#### What you need to do
Look through the entries for the string "people" and copy every line where it shows up.

#### Source information
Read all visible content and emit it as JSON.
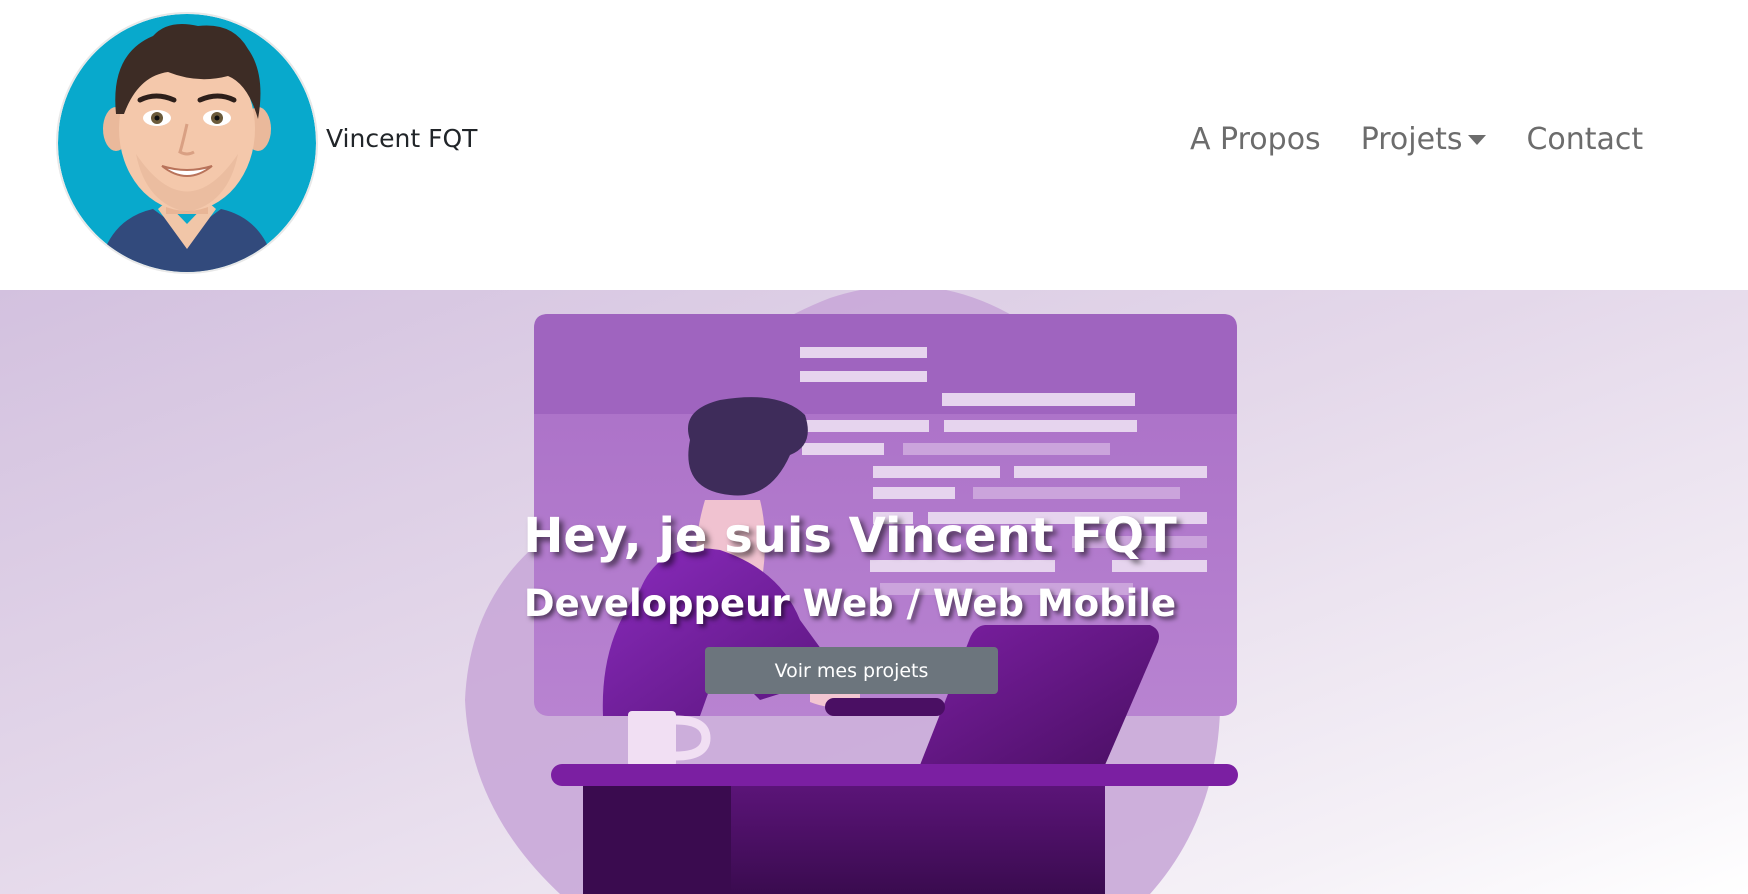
{
  "brand": {
    "name": "Vincent FQT"
  },
  "nav": {
    "items": [
      {
        "label": "A Propos"
      },
      {
        "label": "Projets"
      },
      {
        "label": "Contact"
      }
    ]
  },
  "hero": {
    "title": "Hey, je suis Vincent FQT",
    "subtitle": "Developpeur Web / Web Mobile",
    "cta_label": "Voir mes projets"
  },
  "colors": {
    "nav_link": "#6c6c6c",
    "button_bg": "#6c757d",
    "illustration_purple": "#9f64bf",
    "desk_purple": "#7b1fa2"
  },
  "icons": {
    "dropdown": "caret-down-icon"
  }
}
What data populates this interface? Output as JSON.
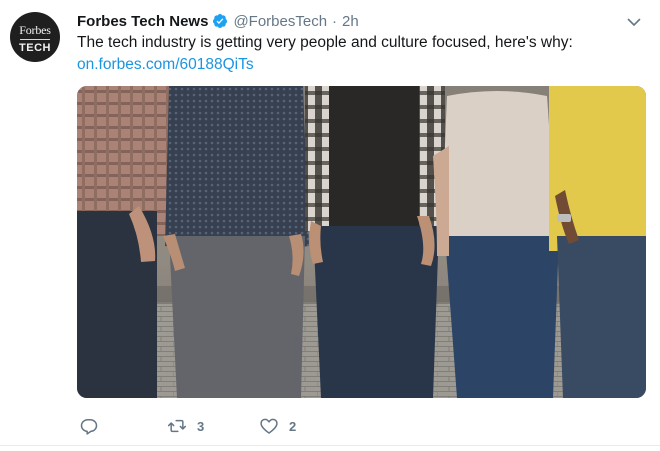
{
  "tweet": {
    "author": {
      "name": "Forbes Tech News",
      "handle": "@ForbesTech",
      "verified": true,
      "avatar": {
        "brand": "Forbes",
        "sub": "TECH",
        "icon": "forbes-tech-logo"
      }
    },
    "time_separator": "·",
    "time": "2h",
    "text": "The tech industry is getting very people and culture focused, here's why:",
    "link": "on.forbes.com/60188QiTs",
    "media": {
      "alt_icon": "photo-of-people-standing-against-wall"
    },
    "actions": {
      "reply": {
        "icon": "reply-icon"
      },
      "retweet": {
        "icon": "retweet-icon",
        "count": "3"
      },
      "like": {
        "icon": "heart-icon",
        "count": "2"
      }
    },
    "menu_icon": "chevron-down-icon"
  },
  "colors": {
    "text": "#14171a",
    "muted": "#657786",
    "link": "#1b95e0",
    "verified": "#1da1f2",
    "border": "#e6ecf0"
  }
}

#### Response to this task
    "text": "The tech industry is getting very people and culture focused, here's why:",
      "alt_icon": "photo-of-people-standing-against-wall"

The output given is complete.